The vote came in the early morning, after a lengthy debate where supporters argued that the change was need to spur production and critics maintained that the change would wreak havoc on the state’s treasury.
The bill sets a tax ceiling of 35 percent on oil production, which is offset by a growing per barrel tax credit of up to $8 when oil prices are low. That credit disappears at prices of $150 per barrel or more. The bill also gets rid of a credit for capital expenditures, while putting in place incentives for new oil production. Most dramatically, the legislation scraps a mechanism known as “progressivity,” which increases the tax rate when oil profits are high. According to state projections, the changes would result in revenue loss of at least a $3.5 billion over the next five years.
Anchorage Republican Mia Costello supported the bill, and she argued that getting rid of the windfall profits tax would encourage companies to drill for more oil.
“Progressivity is our enemy,” said Costello. “Progressivity is what is robbing our future of the ability to pay for schools, and roads, and troopers.”
But Democrats refuted that, crediting progressivity with bringing record revenues to the state and padding the government’s savings accounts. Rep. Les Gara, of Anchorage, also expressed concern that lowering taxes wouldn’t stem off a long-running production decline, especially without any sort of guarantee from oil companies.
“Just doing something isn’t smart when the thing that you’re about to do is something that’s not likely to work,” said Gara.

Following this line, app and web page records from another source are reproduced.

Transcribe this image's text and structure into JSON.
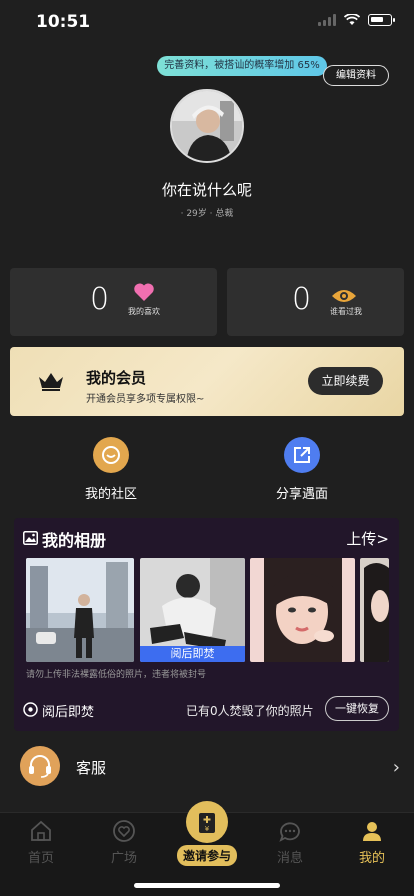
{
  "status_bar": {
    "time": "10:51"
  },
  "profile": {
    "tip_banner": "完善资料，被搭讪的概率增加 65%",
    "edit_label": "编辑资料",
    "username": "你在说什么呢",
    "meta": "· 29岁 · 总裁"
  },
  "stats": {
    "likes_count": "0",
    "likes_label": "我的喜欢",
    "viewers_count": "0",
    "viewers_label": "谁看过我"
  },
  "vip": {
    "title": "我的会员",
    "subtitle": "开通会员享多项专属权限~",
    "button": "立即续费"
  },
  "quick_links": {
    "community": "我的社区",
    "share": "分享遇面"
  },
  "album": {
    "title": "我的相册",
    "upload": "上传>",
    "burn_tag": "阅后即焚",
    "warning": "请勿上传非法裸露低俗的照片，违者将被封号",
    "burn_label": "阅后即焚",
    "burn_count": "已有0人焚毁了你的照片",
    "restore": "一键恢复"
  },
  "service": {
    "label": "客服"
  },
  "tabs": {
    "home": "首页",
    "square": "广场",
    "invite": "邀请参与",
    "messages": "消息",
    "mine": "我的"
  },
  "colors": {
    "gold": "#e6c158",
    "tip_gradient_start": "#7ee0d6",
    "tip_gradient_end": "#5fc7e8",
    "burn_blue": "#3d6df0",
    "album_bg": "#22162a"
  }
}
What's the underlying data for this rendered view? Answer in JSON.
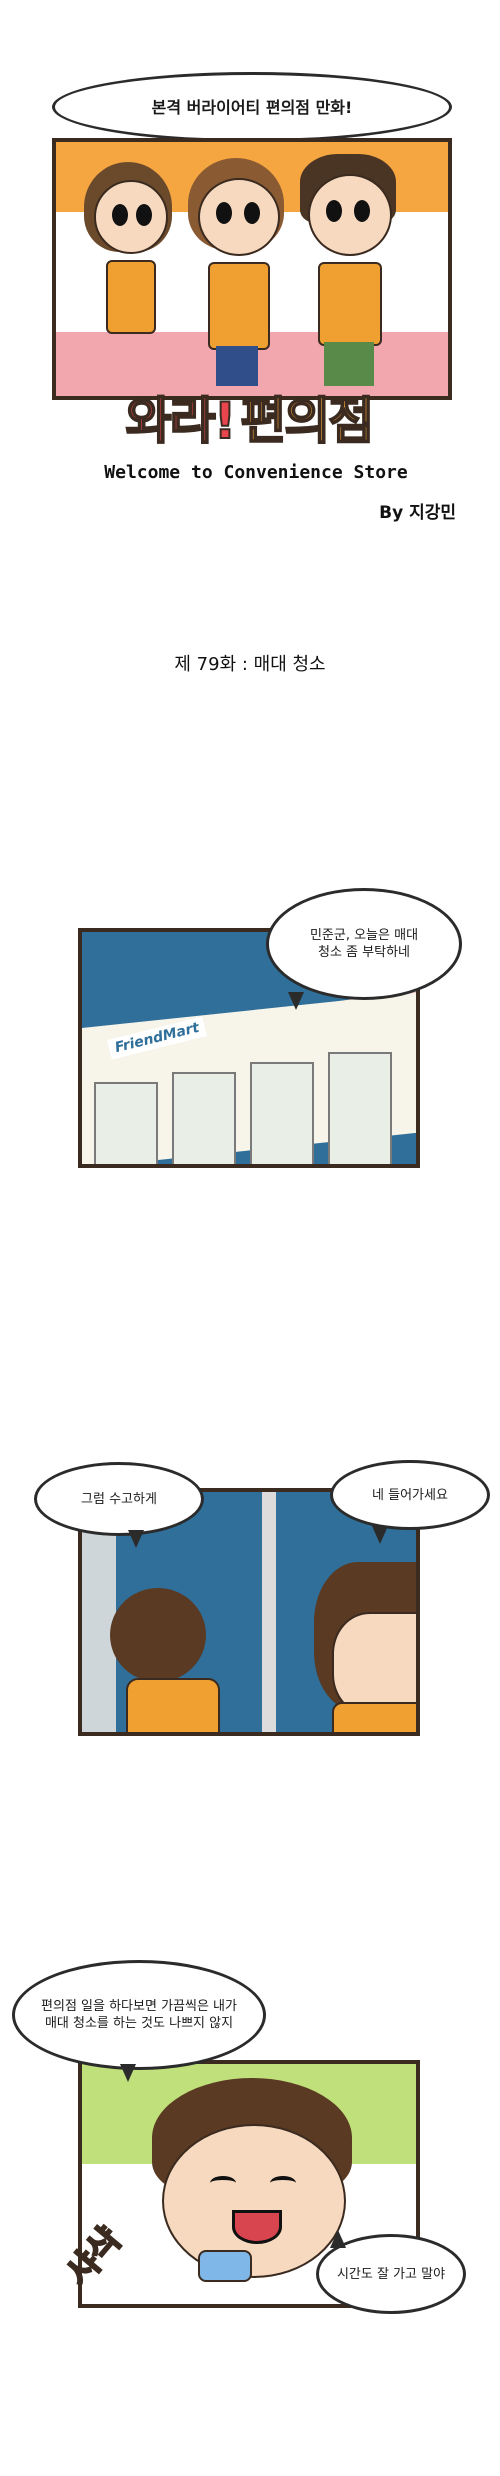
{
  "title_bubble": "본격 버라이어티 편의점 만화!",
  "logo": {
    "part1": "와라!",
    "part2": "편의점"
  },
  "subtitle": "Welcome to Convenience Store",
  "byline": "By 지강민",
  "episode": "제 79화 : 매대 청소",
  "store_sign": "FriendMart",
  "panel1_bubble": "민준군, 오늘은 매대 청소 좀 부탁하네",
  "panel2_bubble_left": "그럼 수고하게",
  "panel2_bubble_right": "네 들어가세요",
  "panel3_bubble_top": "편의점 일을 하다보면 가끔씩은 내가 매대 청소를 하는 것도 나쁘지 않지",
  "panel3_bubble_bottom": "시간도 잘 가고 말야",
  "sfx": "샤샥",
  "colors": {
    "frame": "#3a2a1f",
    "orange": "#f0a030",
    "pink": "#f2a7ae",
    "blue": "#2f6f9a",
    "green": "#bfe07a",
    "red": "#e8454e"
  }
}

The House passed the bill 27 to 12, with Bush Democrats who caucus with the majority joining the minority Democrats to oppose the bill. Three coastal Republicans initially voted against the oil tax bill, but changed their vote on reconsideration. They were Alan Austerman of Kodiak, Cathy Muñoz of Juneau, and Paul Seaton of Homer.
Gov. Sean Parnell issued an approving statement after the vote, saying that the bill “offers a future of opportunity and economic growth for all Alaskans.” Lowering taxes on oil companies has been a major priority for Parnell, but he had previously been stymied by a bipartisan coalition in the Senate. That coalition fell apart last year, after a number of members lost their seats in the wake of redistricting.
The bill is being returned to the Senate for concurrence. They narrowly passed a different version of the bill last month.